POV: Dancing with Porcupines
Philosopher and thinker Peter Drucker has said, “Every few hundred years throughout western history, a sharp transformation has occurred. In a matter of decades society all together rearranges itself—its world view, its basic values, its social and political structures, its arts, its key institutions. Fifty years later a new world order exists. . . Our age is such a period of transformation.”
Drucker has also considered the situation of schools in this age of transformation and observed, “It is a safe prediction that in the next 50 years, schools and universities will change more and more drastically than they have since they assumed their present form more than 300 years ago when they organized themselves around the printed book.”
Community colleges, closely connected to their communities and responsible for the toughest tasks in higher education, are subject to more change than most institutions of higher education. Providing leadership in a community college in the early years of the 21st century is like dancing with porcupines: all the challenges are prickly ones.
Here are some of the questions confronting community college leaders.
How many paradigm shifts can we manage at the same time—shifts in learning and teaching, in governance and management, in federal and state funding, in our basic mission?

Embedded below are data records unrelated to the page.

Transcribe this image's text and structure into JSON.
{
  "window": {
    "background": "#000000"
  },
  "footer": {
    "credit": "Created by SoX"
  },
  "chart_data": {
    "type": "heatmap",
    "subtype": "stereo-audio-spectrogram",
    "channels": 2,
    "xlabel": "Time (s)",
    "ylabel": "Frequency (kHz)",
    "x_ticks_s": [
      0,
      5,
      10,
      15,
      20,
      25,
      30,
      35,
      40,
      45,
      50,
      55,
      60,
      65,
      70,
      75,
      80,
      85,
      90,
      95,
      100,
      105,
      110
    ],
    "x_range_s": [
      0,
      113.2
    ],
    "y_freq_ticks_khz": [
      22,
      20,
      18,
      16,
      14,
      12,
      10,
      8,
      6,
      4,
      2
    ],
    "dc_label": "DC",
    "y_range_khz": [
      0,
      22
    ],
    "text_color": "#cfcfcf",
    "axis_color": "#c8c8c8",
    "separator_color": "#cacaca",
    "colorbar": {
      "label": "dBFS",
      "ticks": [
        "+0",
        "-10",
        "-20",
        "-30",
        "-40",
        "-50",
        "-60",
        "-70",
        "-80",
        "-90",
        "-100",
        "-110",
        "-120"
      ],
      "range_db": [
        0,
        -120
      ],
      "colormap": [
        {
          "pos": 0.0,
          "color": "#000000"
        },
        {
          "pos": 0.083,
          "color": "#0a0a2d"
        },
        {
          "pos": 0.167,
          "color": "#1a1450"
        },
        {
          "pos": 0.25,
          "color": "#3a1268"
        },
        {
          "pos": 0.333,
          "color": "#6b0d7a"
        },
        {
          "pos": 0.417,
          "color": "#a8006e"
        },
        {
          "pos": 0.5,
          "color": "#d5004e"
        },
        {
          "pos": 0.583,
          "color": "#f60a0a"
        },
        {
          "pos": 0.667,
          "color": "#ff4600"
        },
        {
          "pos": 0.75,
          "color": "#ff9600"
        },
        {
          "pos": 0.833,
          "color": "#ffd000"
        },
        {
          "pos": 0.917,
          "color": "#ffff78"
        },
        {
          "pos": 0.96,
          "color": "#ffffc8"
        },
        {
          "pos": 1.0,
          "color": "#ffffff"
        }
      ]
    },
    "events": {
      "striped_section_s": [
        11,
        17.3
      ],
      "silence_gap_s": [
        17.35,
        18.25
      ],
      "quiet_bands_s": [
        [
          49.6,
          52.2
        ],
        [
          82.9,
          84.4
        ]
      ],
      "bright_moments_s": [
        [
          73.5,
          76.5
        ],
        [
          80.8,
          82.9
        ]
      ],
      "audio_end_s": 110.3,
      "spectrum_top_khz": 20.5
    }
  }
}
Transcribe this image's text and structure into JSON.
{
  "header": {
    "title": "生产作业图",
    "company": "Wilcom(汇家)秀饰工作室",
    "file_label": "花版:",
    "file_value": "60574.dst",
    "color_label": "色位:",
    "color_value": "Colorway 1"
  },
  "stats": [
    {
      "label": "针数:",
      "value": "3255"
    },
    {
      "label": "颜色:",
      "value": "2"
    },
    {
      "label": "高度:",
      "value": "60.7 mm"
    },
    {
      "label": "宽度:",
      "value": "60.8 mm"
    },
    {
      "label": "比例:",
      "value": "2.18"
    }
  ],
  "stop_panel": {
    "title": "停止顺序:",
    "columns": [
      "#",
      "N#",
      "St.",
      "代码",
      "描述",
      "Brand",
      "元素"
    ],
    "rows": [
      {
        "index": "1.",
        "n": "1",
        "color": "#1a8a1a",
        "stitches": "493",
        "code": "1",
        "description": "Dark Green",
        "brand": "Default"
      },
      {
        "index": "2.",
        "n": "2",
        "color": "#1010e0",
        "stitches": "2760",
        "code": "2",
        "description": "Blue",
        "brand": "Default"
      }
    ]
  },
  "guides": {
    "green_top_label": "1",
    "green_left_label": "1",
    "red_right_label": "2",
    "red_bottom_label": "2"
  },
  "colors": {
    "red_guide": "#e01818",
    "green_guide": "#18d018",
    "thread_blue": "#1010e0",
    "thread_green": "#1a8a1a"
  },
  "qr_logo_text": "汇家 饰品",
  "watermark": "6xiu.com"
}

To what extent are these shifts the fads of the moment? If these are substantive and long-term shifts, how do we prepare our institutions, our faculties, our trustees, our communities for the changes? How do we prepare ourselves to provide leadership for these changes?
What are the limits of our mission as a college of the community? What should we emphasize? Give up? Add on? What does the community want and need? What can we afford? How far are the faculty willing to go? How far are the trustees willing to go? How far are the leaders willing to go?
What is the nature of change? Can it, should it be managed? How is today’s change connected to the change addressed yesterday and to the change to be addressed tomorrow? What are the consequences of ignoring change? How much change can an institution tolerate? Is chaos our friend?
How do we plan for technology, knowing that our costly equipment will be out of date in a few years? Will our faculty use the technology to improve teaching and learning in dramatic new ways or only to extend what they are already doing? Where can we find and how can we afford the expertise to help us create technology plans and staff training programs? How much should we invest in distance education? How can technology help us manage change?
How do we change the policies that limit our ability to lead change—federal and state policies, policies embedded in traditional education, policies we have created ourselves? Would we know what to do if there were suddenly no limiting policies?
How do we fund the changes? Do we become more entrepreneurial than we already are? Do we have to seek more support from the community? Do we create more beneficial alliances with business and industry?
What is our role as leaders in the political arena? Do we try to directly influence the political power base in our community, our state or province, the nation? If so, how do we do this without getting caught in the crossfire of partisan politics?
Where can we find and how do we hold on to a core leadership team to help manage the change? Where will we find program managers and department chairs to lead front-line changes? Where will we find the new faculty to replace the retirements? Where will we find the diverse faculty and staff we need?
What is the proper role of a leader in managing institutional change? What are the limits of leadership, the limits of authority, the limits of power? Who has the right, the responsibility, to summon the institution to embrace change? How do we tap into the natural needs for change that exist in all organizations? Does the leader herald change, herd change, ride change, follow change, or lie back and enjoy change?
These questions raise thorny issues for community college leaders, issues for which there are no easy answers. The instructions for dancing with porcupines have yet to be written. But the leaders of the 21st century community college have been invited to the dance, and dance they must—awkwardly or gracefully—and always very, very carefully.
— Terry O’Banion
President Emeritus, League for Innovation
Reprinted courtesy of the Community College Times